--- Material supplied ---

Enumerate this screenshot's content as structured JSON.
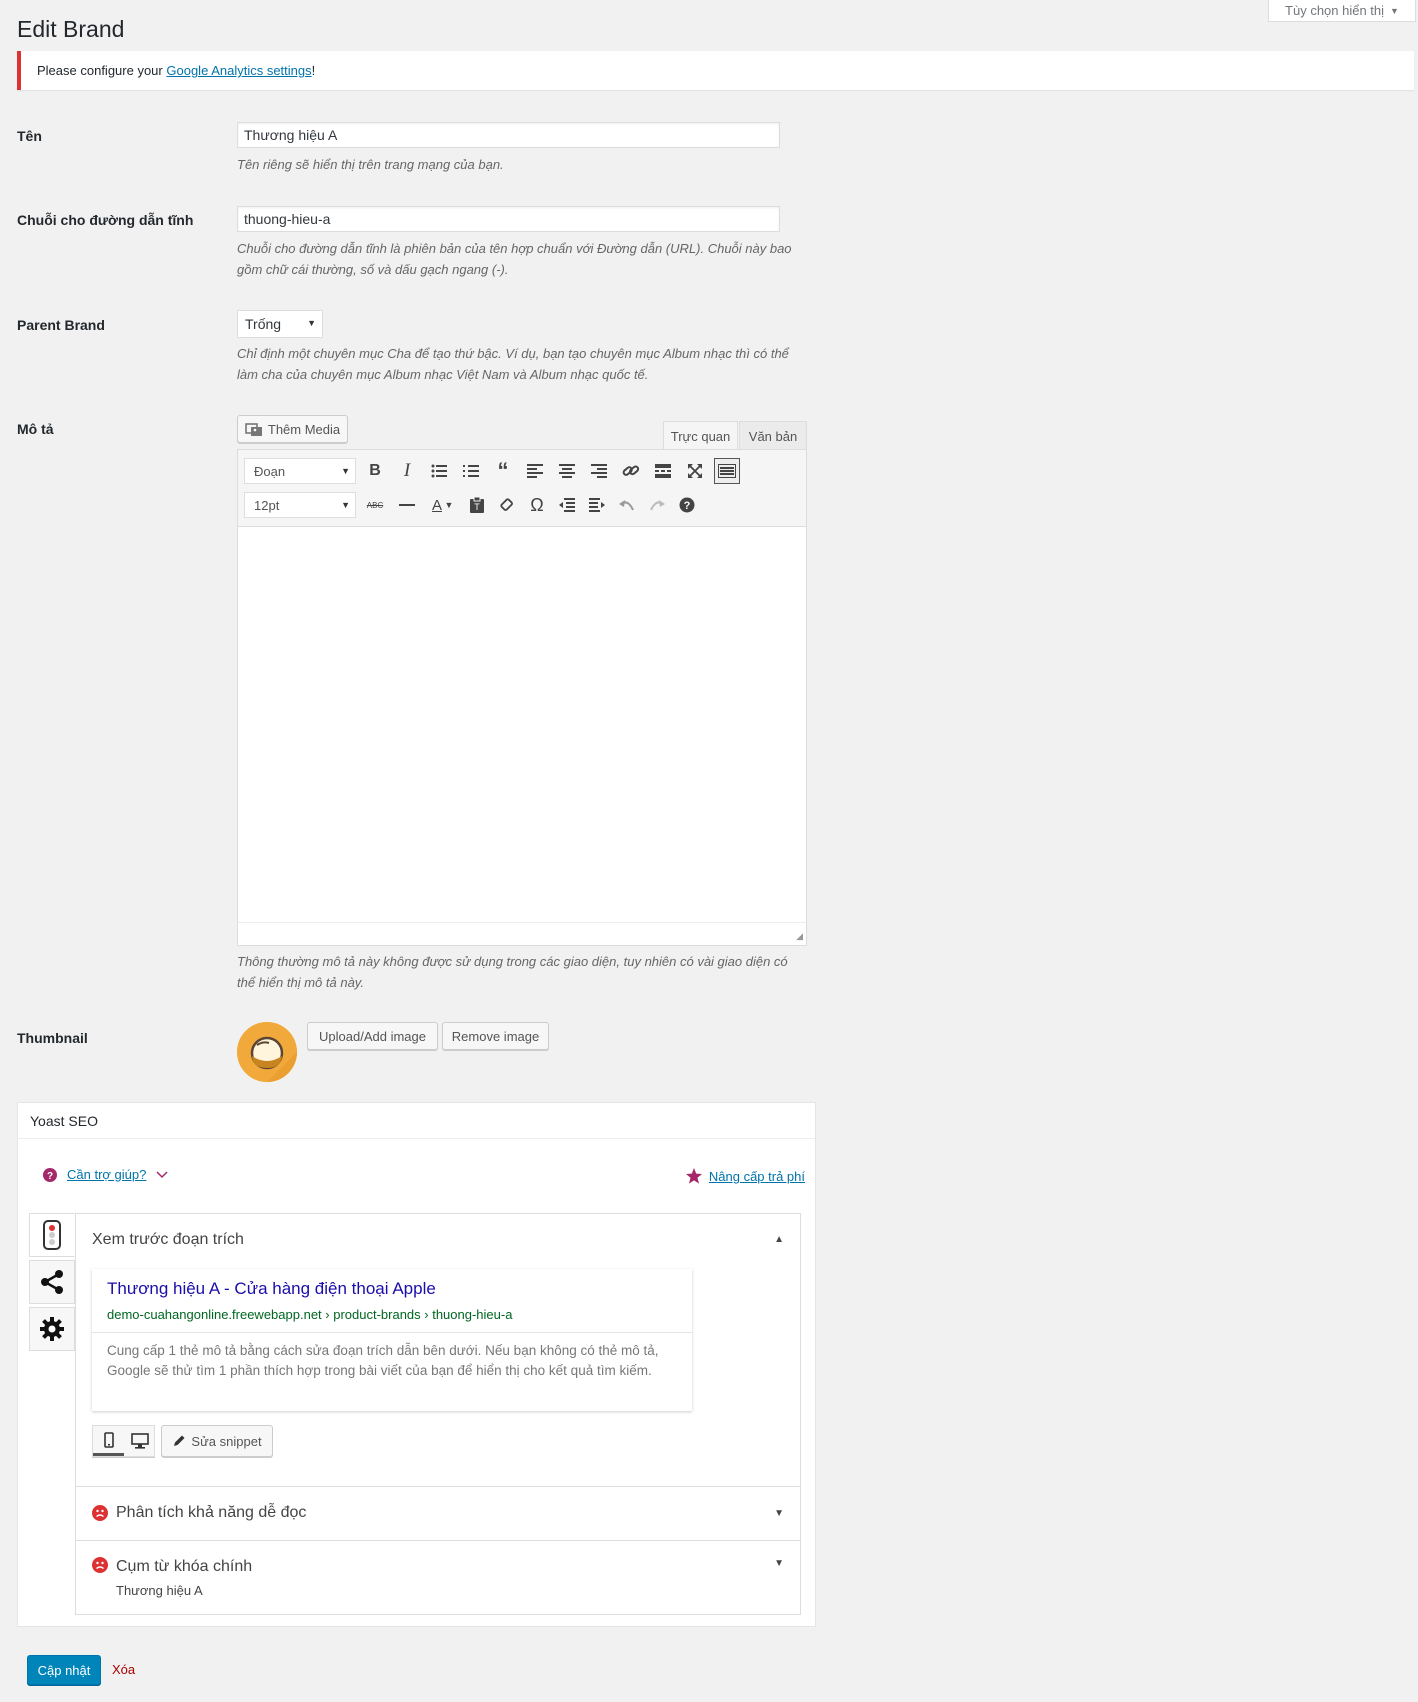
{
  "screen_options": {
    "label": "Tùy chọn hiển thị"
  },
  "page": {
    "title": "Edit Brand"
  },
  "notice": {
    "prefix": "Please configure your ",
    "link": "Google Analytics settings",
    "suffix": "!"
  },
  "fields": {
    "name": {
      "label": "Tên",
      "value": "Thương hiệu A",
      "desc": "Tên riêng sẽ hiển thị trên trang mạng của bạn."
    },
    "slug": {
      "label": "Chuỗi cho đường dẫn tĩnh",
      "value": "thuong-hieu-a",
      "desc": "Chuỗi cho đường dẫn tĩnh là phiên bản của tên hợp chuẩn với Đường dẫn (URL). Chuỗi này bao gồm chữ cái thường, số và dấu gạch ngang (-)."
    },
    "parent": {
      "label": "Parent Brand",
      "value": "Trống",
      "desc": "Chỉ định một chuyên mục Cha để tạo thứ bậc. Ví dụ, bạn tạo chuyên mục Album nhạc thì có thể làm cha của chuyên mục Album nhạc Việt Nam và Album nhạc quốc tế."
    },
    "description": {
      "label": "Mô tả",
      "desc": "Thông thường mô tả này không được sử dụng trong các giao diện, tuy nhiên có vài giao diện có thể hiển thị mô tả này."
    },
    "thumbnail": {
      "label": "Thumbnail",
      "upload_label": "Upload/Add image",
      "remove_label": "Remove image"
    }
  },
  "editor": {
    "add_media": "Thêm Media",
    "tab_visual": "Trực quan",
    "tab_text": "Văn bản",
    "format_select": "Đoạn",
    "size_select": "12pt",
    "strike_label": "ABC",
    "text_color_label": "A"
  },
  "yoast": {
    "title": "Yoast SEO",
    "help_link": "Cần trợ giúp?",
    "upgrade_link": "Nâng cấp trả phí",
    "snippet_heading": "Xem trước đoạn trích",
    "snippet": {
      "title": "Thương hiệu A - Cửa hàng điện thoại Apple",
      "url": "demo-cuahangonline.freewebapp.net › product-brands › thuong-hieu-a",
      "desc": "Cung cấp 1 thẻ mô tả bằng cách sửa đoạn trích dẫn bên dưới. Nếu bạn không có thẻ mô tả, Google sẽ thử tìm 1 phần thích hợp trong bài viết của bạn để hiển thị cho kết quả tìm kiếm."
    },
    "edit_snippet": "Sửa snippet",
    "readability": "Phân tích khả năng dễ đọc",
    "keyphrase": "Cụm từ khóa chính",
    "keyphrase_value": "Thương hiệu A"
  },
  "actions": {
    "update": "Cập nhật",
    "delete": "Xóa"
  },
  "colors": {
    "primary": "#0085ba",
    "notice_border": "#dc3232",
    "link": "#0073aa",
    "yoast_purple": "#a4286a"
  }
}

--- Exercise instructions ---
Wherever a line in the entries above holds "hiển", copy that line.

--- Answer to this exercise ---
    "label": "Tùy chọn hiển thị"
      "desc": "Tên riêng sẽ hiển thị trên trang mạng của bạn."
      "desc": "Thông thường mô tả này không được sử dụng trong các giao diện, tuy nhiên có vài giao diện có thể hiển thị mô tả này."
      "desc": "Cung cấp 1 thẻ mô tả bằng cách sửa đoạn trích dẫn bên dưới. Nếu bạn không có thẻ mô tả, Google sẽ thử tìm 1 phần thích hợp trong bài viết của bạn để hiển thị cho kết quả tìm kiếm."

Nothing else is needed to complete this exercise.